Loving Someone with Mental Illness

I recently had the honor of seeing the play, Beautiful - The Carole King Musical. It is an outstanding show and of course, tells the story of Carole King’s early song writing career. But the show also tells the story of the destruction of her marriage to her husband, Gerry Goffin. The two together made a brilliant song writing team and had many number one hits performed by some of the top artists of the time. However, during the show, there were hints that Gerry suffered from mental illness. According to her memoir, Carole talks about Gerry suffering from bipolar disorder (or manic depression as it was called then) following the ingestion of LSD. He eventually underwent treatment with lithium and electroshock therapy. During the play, his character talked about the highs and the lows he was experiencing and he certainly wasn’t happy despite his successful career. I can only imagine the stress his illness placed on their relationship. He was portrayed as having several affairs and he just couldn’t find the happiness he was looking for even though it was right in front of him.

So, if you are married to someone who is suffering from Bipolar Disorder, Depression, Anxiety, PTSD, or other mental disorders, how do you and your relationship survive the trying times? There are four things you can do.
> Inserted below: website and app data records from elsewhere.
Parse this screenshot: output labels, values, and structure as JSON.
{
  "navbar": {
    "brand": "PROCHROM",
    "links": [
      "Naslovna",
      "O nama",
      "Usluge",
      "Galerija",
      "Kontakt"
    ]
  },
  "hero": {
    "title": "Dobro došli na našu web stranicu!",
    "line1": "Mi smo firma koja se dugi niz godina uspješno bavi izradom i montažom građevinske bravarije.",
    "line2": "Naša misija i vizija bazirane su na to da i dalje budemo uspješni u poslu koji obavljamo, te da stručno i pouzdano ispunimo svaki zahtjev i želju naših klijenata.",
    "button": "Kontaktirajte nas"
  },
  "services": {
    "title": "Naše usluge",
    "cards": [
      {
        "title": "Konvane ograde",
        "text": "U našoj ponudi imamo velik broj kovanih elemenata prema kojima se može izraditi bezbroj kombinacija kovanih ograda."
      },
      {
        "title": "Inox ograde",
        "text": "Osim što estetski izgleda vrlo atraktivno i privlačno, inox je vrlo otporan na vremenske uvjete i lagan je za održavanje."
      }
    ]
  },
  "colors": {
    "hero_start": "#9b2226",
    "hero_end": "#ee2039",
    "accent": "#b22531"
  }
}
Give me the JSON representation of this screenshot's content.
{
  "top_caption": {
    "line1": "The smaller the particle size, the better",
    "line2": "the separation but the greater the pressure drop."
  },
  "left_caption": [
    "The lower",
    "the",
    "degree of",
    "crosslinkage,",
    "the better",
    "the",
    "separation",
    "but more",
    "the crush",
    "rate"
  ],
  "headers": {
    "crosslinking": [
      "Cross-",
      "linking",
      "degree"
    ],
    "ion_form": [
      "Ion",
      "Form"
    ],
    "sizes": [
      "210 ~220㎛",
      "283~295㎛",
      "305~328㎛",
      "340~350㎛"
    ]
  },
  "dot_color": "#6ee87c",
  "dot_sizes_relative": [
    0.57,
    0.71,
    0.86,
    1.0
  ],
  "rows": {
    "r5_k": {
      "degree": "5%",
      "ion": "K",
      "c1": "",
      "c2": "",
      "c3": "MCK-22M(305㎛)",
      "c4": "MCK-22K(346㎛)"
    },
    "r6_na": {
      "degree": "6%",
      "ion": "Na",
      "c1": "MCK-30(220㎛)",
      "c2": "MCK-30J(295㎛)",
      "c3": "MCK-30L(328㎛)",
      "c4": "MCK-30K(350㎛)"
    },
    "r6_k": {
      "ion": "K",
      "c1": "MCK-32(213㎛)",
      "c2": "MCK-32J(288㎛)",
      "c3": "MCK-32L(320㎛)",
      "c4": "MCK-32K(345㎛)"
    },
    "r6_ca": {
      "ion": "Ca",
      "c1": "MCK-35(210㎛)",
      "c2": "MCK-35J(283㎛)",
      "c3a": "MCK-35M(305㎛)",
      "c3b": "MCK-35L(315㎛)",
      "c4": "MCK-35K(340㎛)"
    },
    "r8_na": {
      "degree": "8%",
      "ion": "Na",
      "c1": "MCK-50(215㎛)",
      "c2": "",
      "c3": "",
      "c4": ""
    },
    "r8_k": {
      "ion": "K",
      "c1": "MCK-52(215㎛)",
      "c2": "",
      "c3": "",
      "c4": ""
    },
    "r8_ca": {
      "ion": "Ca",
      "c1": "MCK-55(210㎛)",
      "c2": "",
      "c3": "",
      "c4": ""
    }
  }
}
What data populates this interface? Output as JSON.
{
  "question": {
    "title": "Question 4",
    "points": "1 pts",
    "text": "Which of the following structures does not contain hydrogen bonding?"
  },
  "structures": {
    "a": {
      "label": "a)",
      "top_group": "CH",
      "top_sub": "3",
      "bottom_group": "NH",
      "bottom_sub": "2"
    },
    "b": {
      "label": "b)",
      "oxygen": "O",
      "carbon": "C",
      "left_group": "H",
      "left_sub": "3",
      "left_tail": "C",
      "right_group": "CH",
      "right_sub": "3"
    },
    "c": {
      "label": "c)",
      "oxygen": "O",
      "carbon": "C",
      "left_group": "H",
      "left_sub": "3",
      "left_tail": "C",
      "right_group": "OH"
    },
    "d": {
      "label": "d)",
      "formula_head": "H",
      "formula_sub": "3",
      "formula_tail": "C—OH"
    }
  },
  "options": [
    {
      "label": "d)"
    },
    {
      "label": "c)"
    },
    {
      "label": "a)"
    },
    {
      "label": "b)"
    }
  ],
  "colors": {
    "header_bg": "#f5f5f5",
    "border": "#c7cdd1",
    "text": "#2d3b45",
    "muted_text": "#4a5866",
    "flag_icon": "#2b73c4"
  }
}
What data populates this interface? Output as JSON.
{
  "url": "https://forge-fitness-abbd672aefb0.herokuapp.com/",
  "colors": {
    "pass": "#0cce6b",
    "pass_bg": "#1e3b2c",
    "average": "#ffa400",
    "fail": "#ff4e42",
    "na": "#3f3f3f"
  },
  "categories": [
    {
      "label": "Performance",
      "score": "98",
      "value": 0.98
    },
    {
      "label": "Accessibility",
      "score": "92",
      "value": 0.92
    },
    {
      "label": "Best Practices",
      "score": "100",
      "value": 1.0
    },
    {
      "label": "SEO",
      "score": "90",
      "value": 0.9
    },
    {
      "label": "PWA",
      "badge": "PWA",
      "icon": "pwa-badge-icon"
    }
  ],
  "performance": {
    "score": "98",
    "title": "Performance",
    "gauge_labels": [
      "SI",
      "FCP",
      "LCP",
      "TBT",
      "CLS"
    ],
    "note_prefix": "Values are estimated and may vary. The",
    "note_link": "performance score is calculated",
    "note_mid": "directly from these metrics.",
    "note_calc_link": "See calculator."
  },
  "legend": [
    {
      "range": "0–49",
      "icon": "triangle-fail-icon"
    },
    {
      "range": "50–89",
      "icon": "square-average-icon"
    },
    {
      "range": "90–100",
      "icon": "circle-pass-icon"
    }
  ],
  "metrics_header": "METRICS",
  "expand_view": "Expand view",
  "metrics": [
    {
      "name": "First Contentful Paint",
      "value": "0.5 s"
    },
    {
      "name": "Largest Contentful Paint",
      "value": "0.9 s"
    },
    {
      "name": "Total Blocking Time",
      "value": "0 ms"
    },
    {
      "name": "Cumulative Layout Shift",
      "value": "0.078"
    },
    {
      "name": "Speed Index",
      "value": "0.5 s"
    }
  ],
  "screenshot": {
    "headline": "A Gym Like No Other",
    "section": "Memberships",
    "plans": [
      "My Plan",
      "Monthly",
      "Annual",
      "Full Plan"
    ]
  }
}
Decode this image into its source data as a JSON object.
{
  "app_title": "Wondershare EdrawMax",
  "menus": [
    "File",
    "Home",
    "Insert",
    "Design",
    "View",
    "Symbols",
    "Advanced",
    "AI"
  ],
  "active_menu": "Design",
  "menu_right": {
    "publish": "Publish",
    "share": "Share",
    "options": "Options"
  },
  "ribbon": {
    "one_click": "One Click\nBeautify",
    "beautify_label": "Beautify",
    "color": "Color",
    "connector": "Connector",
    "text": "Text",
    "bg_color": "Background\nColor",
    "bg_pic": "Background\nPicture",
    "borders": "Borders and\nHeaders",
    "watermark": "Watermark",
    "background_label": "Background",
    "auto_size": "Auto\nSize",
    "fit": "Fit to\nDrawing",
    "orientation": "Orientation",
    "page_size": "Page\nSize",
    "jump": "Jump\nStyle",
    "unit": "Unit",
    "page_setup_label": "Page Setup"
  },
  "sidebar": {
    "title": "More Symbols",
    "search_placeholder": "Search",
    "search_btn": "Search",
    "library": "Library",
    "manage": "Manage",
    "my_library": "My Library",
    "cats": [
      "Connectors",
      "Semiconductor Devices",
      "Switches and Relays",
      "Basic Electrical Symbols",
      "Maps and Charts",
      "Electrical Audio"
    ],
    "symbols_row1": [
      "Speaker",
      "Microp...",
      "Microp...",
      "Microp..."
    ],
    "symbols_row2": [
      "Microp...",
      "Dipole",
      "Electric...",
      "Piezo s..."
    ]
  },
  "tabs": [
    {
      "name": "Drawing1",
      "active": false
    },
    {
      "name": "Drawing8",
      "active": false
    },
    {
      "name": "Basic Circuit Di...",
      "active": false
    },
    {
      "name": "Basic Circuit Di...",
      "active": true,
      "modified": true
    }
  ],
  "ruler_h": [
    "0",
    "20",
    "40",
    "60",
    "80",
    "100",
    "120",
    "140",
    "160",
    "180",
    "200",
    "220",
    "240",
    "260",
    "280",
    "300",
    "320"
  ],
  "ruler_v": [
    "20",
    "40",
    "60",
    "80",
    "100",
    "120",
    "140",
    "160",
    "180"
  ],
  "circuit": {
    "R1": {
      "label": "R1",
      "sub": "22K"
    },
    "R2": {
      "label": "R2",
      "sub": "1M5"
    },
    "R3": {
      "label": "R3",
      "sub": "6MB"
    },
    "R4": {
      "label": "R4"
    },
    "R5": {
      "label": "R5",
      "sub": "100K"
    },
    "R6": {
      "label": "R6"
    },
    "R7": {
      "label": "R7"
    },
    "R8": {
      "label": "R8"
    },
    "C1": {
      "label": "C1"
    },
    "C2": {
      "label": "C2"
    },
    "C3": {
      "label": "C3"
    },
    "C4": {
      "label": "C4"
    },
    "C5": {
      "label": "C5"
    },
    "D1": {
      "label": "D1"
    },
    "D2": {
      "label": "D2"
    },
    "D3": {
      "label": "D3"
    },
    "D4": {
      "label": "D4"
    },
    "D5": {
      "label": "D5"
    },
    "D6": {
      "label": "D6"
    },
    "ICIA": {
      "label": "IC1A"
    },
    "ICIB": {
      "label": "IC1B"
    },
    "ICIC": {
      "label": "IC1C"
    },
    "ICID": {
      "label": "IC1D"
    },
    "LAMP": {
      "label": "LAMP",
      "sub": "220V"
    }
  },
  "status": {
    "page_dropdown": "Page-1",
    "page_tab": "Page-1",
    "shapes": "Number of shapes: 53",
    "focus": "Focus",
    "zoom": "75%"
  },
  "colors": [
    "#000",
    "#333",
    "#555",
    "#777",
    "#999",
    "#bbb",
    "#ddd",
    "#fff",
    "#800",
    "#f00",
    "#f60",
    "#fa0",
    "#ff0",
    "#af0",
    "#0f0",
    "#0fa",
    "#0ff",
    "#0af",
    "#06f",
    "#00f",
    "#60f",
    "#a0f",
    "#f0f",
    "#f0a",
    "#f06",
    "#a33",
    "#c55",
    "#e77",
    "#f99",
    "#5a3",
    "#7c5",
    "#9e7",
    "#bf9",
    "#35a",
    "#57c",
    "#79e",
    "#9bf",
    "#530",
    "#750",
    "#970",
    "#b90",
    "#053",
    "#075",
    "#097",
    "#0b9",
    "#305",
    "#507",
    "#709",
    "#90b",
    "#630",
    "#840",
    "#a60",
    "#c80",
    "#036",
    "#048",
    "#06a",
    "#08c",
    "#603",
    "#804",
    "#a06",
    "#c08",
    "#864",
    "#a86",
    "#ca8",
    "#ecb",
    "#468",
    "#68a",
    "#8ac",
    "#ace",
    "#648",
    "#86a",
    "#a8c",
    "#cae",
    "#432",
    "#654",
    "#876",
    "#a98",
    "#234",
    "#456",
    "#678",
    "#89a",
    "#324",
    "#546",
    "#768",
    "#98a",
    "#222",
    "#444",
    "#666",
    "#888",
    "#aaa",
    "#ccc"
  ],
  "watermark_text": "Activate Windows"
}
1. Develop a crisis plan. Make sure everyone in the family knows what to do. Have a list of phone numbers available including doctors’ numbers, the name and address of the nearest hospital, and a list of current medications along with the dosages. Research actually shows that if a plan is put together when the person is well, crisis times become less frequent because the person with the illness knows that there are services in place and that there are people who are going to support him or her through whatever is going on. I suggest putting together that plan when your partner is well so he or she can have input as to what needs to be done.

2. Build a strong support system. Not only does the person with the illness need the support, so do the others living in the household. If you don’t have someone to talk to, go to counseling. Living with someone who is experiencing a mental illness, isn’t impossible, but at times, it can be challenging. You need to think of this illness as being exactly that - an illness. If your spouse was suffering from cancer, I have a hunch you would do what you can to help this person. Know that any crisis will pass.

3. Education yourself. You both need to know as much about the disorder as you can. Become an expert! The more you know, the more you will understand the behaviors you are seeing. It is also important that you both learn the symptoms of the disorder so you can spot any changes in behavior before they become serious. That way, often the doctor can be called, medication can be tweaked a bit and a trip to the hospital can be avoided. Obviously, if changes in behavior aren’t noticed early, it can eventually lead to hospitalization.

4. Take care of yourself. Eat a balanced, healthy diet without large quantities of sugar and caffeine. Exercise. Working out can help with stress. Establish healthy Loving Someone with Mental Illness relationships with family and friends. Go out to dinner or go see a movie with a friend. Engage in productive activities such as volunteering, working or finding a fun hobby. Learn how to relax. Practice stress management. Most importantly, it is important to have fun and enjoy life.

While these 4 steps won’t ensure that your family member will live a life without having a crisis. But they will ensure that when that crisis hits, you will know what to do and will be better equipped with how to endure those tough times.